**Material provided:**
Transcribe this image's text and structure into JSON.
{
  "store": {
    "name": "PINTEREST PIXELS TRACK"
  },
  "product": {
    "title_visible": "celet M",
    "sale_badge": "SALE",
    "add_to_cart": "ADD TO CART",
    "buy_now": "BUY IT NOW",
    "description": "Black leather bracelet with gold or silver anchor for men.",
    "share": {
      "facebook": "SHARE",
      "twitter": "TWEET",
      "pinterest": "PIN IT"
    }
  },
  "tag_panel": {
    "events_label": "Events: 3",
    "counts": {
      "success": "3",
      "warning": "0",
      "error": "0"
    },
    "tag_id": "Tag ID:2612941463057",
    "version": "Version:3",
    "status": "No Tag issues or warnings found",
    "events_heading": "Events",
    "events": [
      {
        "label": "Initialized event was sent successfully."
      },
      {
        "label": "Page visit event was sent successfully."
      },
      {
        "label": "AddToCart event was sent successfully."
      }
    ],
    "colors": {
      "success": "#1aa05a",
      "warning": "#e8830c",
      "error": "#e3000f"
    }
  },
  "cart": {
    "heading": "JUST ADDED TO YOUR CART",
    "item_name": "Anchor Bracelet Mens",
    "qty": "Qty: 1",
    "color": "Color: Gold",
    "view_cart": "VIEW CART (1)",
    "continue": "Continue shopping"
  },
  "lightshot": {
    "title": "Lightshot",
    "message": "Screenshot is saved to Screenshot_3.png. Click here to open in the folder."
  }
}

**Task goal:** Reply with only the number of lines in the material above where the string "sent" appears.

**Finished exercise:** 3